LONDON (Reuters) - Shares in African diamond miner Petra Diamonds (PDL.L) hit an all-time low on Monday after it missed forecasts with a 22% fall in annual profit, as a Sino-U.S. trade row and protests in Hong Kong dented demand in big Asian markets.
The miner has been fixing its balance sheet after spending much of this decade investing in its flagship Cullinan mine in South Africa.
Petra’s share price fell to an all-time low of 7.25 pence, recovering slightly to trade down 8% by 0830 GMT at 7.45 pence. The stock is down about 80% this year.
The miner said on Monday it had generated positive cash flow for the first time since embarking on its major expansion plan in 2011 and had a programme to improve efficiency and cut debt.
Operational cash flow in 2019 was positive at $70.5 million compared with outflows last year.
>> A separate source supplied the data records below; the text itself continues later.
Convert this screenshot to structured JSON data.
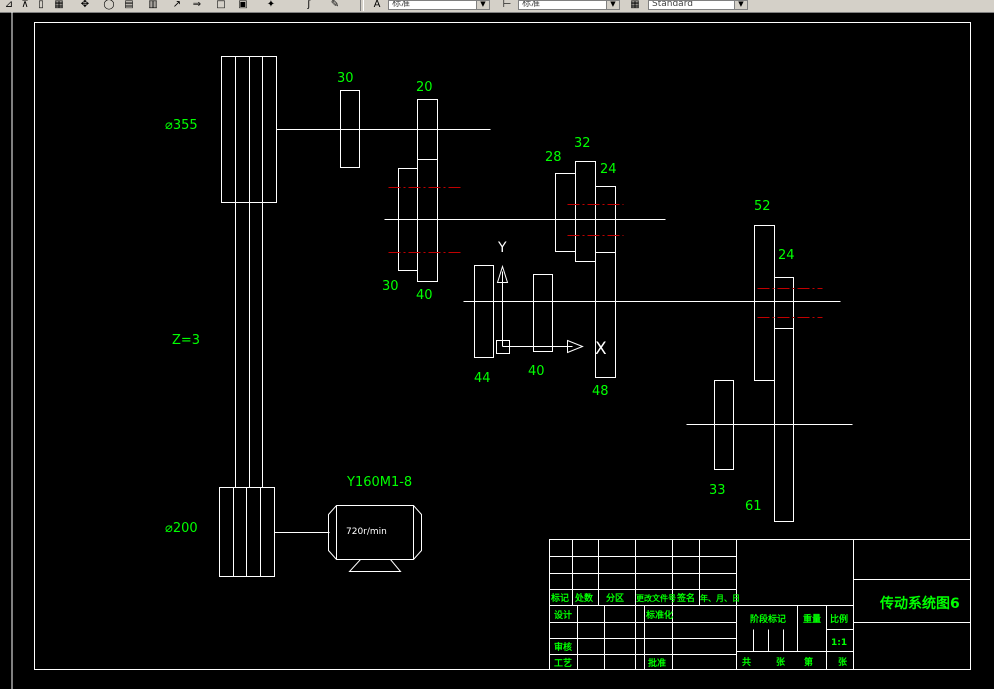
{
  "toolbar": {
    "icons": [
      "align-icon",
      "layout-icon",
      "pan-icon",
      "orbit-icon",
      "table-icon",
      "chart-icon",
      "arrow-icon",
      "arrow-right-icon",
      "box-icon",
      "hatch-icon",
      "star-icon",
      "curve-icon",
      "paint-icon"
    ],
    "text_style_value": "标准",
    "dim_style_value": "标准",
    "table_style_value": "Standard"
  },
  "drawing": {
    "labels": {
      "pulley_large": "⌀355",
      "pulley_small": "⌀200",
      "belt_count": "Z=3",
      "motor_model": "Y160M1-8",
      "motor_speed": "720r/min",
      "ucs_y": "Y",
      "ucs_x": "X"
    },
    "gears": [
      "30",
      "20",
      "30",
      "40",
      "28",
      "32",
      "24",
      "44",
      "40",
      "48",
      "52",
      "24",
      "33",
      "61"
    ]
  },
  "title_block": {
    "title": "传动系统图6",
    "grid_headers": [
      "标记",
      "处数",
      "分区",
      "更改文件号",
      "签名",
      "年、月、日"
    ],
    "roles": {
      "design": "设计",
      "review": "审核",
      "process": "工艺",
      "standardize": "标准化",
      "approve": "批准"
    },
    "stage_mark": "阶段标记",
    "weight": "重量",
    "scale_label": "比例",
    "scale_value": "1:1",
    "sheet": [
      "共",
      "张",
      "第",
      "张"
    ]
  }
}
But adjusted core profit fell to $153 million in the year ended June 30 from $195.4 million a year earlier, compared with analysts' average expectations of $172 million, according to company-compiled consensus here of seven estimates.
Alongside the impact of the Sino-U.S. trade dispute and protests in Hong Kong, some analysts blame manmade stones for price weakness and soft demand. Natural diamond producers say their product is distinct.
CEO Richard Duffy, who took over in April, said in an interview he expected the market to remain under pressure. In the longer term, actions by major producers, led by Anglo American unit (AAL.L) De Beers, to restrict supply should help.
Duffy has been overseeing a three-year plan to cut debt. Petra said net debt was $541 million at the end of June.
Launched in July, Project 2022 aims to reduce debt by delivering $150 million to $200 million in cumulative free cash flow through efficiencies and improvement across the business.
Petra said on Monday non-executive Chairman Adonis Pouroulis would leave the board by the end of the third quarter 2020, once a successor had been appointed. Duffy said it was a natural moment in the company’s plans for Pouroulis to step down.
Kieron Hodgson, an analyst at Panmure Gordon who rates the company “hold”, said “The ability to deliver on the stated goals of ‘Project 2022’ will be crucial.”
Reporting by Yadarisa Shabong in Bengaluru and Barbara Lewis in London; Editing by Sherry Jacob-Phillips and Edmund Blair